Producing Citizens: Puericulture Centers and Infant Mortality in the Philippines, 1900–1940

After the Spanish-American War, the United States embarked on a state-building project in the Philippines that involved the establishment of various offices and institutions. In order to fully understand United States imperialism in the Philippines, the discursive framework in which this state-building project emerged has to be reconstructed. In my dissertation, I will argue that Americans in the Philippines were both influenced by the racial knowledge and ruling practices of other imperial nations such as Great Britain and Spain, but also by their own experiences with governing and in particular with "civilizing" Native Americans, both through warfare and projects of "assimilation." Those references to other colonial encounters influenced the racial formation, as well as the formation of gender, that emerged in the imperial struggle and informed the way US colonial officers tried to deal with the Philippine population. I will investigate on which experiences and forms of knowledge Americans drew in order to govern the population of the Philippines and how this knowledge was reshaped in the imperial struggle.

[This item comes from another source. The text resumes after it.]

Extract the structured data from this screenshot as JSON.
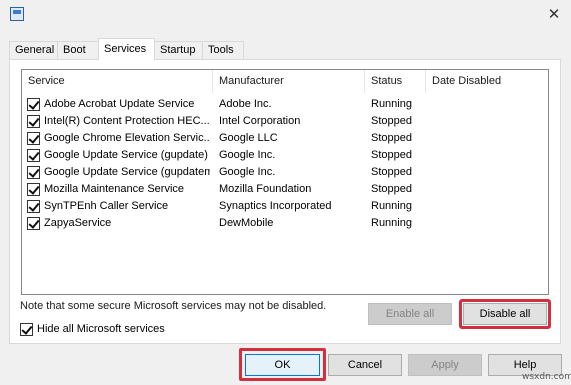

Only when taking this framework of knowledge production and transfer into consideration, the practices that Americans employed to govern the Philippines can be understood and set into a global context.



"Race-, Gender- und Körperdiskurse in Reiseberichten von Amerikanerinnen in den Philippinen, 1900-1914)"09. Juli 2010: Interdisziplinäres Kolloquium anlässlich des 5-jährigen Jubiläums des CePoG (Centrum für Postcolonial und Gender Studies) an der Universität Trier


Portraitfoto: Roman Oranski